05/23/2008 11:00PM

Santa Anita to keep current surface


ARCADIA, Calif. - Pending watering tests later this week, Santa Anita is planning to retain the synthetic surface now in place on its main track for at least another year, track president Ron Charles said Friday.

Earlier this year, track officials said they were considering replacing the existing surface with another synthetic surface or a dirt track. But after Frank Stronach, the chairman of the track’s owner, Magna Entertainment Corp., met with horsemen on April 23, a decision was reached to keep the existing surface, Charles said.

"When Stronach came out and we met with the trainers and owners, his quote at the time was, 'Everyone seemed to like it. As long as it gets by the tests, we'll try it for another year or two,' " Charles said. "That's where we are right now."

Charles cautioned that "the time period isn't gone" for the track to choose another synthetic surface or install a dirt surface, though such a decision is unlikely. Santa Anita will host the Breeders' Cup on Oct. 24-25 and again in 2009, and its Oak Tree meeting begins on Sept. 24.

To comply with the California Horse Racing Board mandate that all major tracks install a synthetic surface by the end of 2007, Santa Anita installed a Cushion Track surface last August at a cost of more than $10 million. The surface performed adequately during the Oak Tree meeting last fall, but failed to drain sufficiently during a series of rainstorms in January and February at the Santa Anita winter-spring meeting, leading to the cancellation of 11 racing days. In early February, components of the Pro-Ride synthetic surface from Australia were added to the existing surface.

The mixing of the Pro-Ride fibers and polymers into the Cushion Track resulted in improved drainage and no further cancellations, with minimal rainfall during the remainder of the winter-spring meeting that ended on April 23. But the track did not drain to expectations on Thursday and Friday when an unexpected rainstorm dumped approximately two inches of rain on the track. Small pools of water remained on the surface Friday and some trainers curtailed training.

On Wednesday and Thursday of this week, the surface will be extensively watered to simulate the effects of a three- to four-inch rainstorm. Training will be canceled on Thursday and possibly Friday.
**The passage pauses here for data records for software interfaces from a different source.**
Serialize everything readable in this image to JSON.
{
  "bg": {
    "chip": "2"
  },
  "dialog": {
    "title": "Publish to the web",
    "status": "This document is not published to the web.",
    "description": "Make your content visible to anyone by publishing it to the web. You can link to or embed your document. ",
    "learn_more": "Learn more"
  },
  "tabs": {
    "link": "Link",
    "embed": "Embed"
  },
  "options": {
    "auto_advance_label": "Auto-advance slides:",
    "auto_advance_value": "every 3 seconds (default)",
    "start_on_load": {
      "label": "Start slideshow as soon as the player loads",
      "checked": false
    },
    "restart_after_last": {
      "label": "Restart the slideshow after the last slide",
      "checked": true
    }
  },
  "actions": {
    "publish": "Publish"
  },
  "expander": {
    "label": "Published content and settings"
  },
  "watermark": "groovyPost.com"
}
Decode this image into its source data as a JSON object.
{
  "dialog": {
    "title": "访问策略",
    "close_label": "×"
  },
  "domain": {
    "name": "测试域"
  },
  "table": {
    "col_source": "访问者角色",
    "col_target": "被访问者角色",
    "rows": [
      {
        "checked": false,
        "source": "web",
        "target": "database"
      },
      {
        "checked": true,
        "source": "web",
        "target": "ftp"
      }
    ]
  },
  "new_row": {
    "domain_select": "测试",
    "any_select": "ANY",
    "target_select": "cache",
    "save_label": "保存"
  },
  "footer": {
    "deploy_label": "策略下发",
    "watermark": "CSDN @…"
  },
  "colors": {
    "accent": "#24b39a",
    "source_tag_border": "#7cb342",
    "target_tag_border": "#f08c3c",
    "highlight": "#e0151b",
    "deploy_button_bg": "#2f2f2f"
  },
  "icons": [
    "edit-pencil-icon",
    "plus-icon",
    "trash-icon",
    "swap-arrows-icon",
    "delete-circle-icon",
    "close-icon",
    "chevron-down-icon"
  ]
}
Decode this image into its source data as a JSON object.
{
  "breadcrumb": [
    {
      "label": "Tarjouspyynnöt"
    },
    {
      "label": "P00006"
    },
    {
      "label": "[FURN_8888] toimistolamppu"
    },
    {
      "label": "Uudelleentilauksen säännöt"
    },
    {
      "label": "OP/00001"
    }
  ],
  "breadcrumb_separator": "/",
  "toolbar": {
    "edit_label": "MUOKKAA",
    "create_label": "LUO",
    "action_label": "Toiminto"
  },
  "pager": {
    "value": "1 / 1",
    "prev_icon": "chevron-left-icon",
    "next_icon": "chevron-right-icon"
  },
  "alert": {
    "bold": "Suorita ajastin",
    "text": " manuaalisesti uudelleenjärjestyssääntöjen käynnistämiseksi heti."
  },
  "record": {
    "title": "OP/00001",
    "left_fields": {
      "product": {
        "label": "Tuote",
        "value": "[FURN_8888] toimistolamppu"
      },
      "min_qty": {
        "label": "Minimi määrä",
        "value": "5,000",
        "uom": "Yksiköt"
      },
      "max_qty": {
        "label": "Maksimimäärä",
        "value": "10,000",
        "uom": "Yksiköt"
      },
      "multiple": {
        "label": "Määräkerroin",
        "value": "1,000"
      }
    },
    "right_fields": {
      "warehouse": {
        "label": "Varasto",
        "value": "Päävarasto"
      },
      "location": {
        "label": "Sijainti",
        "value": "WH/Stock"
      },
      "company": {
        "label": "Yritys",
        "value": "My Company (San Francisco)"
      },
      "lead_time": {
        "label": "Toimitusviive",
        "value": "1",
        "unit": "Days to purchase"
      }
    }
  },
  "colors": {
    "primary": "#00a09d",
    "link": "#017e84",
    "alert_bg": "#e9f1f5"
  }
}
The tests, which had been planned for months, will help determine the proper mixture of wax, sand, fiber and other material that make up the track.
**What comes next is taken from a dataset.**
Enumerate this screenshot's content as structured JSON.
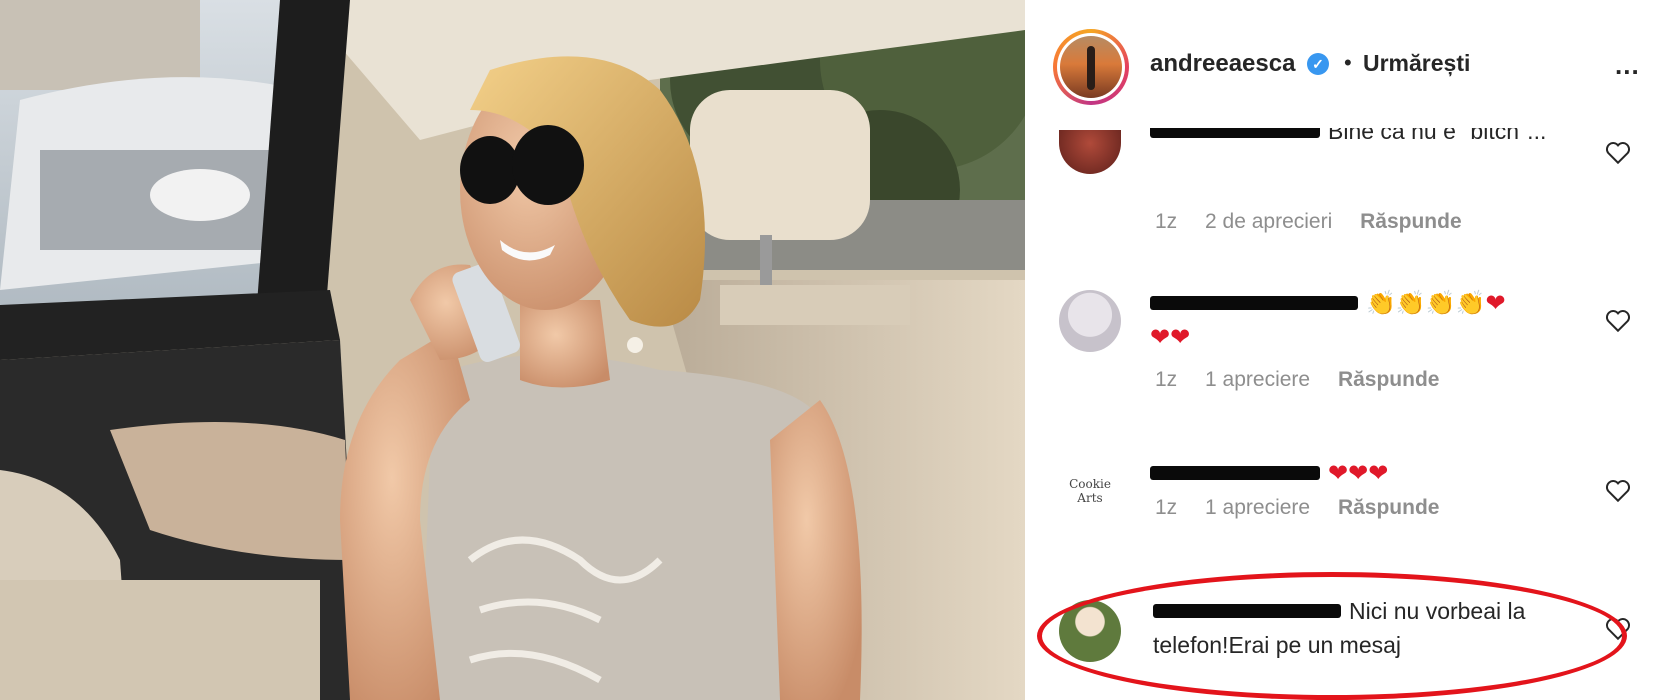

Ian Pearse of Melbourne, Australia, the founder of Pro-Ride, will be at Santa Anita to participate in the tests, Charles said.

"Unless we have a severe problem that showed up, the intent right now is to improve on the current surface, to have Ian Pearse come over, and [for us to] work with him," Charles said.

The track is scheduled to remain open for training through the summer during the Del Mar meeting that runs from July 16 to Sept. 3, but could close briefly to allow for a renovation of the synthetic surface.

"If we have to make improvements, we'll do it during Del Mar," Charles said.

Reaction to Santa Anita's decision was mixed among trainers.

Doug O'Neill is a synthetic track proponent, but is concerned about the effects that rain has had on the course in recent months.

"I'm behind the synthetic idea and concept,"; he said. "I think there is a lot of upside to it. We need to get to the point where rain isn't an issue and they're still working on it. I have full faith in it."

The surface has critics, including Bob Baffert.

"If I were to buy this track today, I'd put dirt in," he said. The synthetic track, said Baffert, "is here to stay. I'm just dealing with it."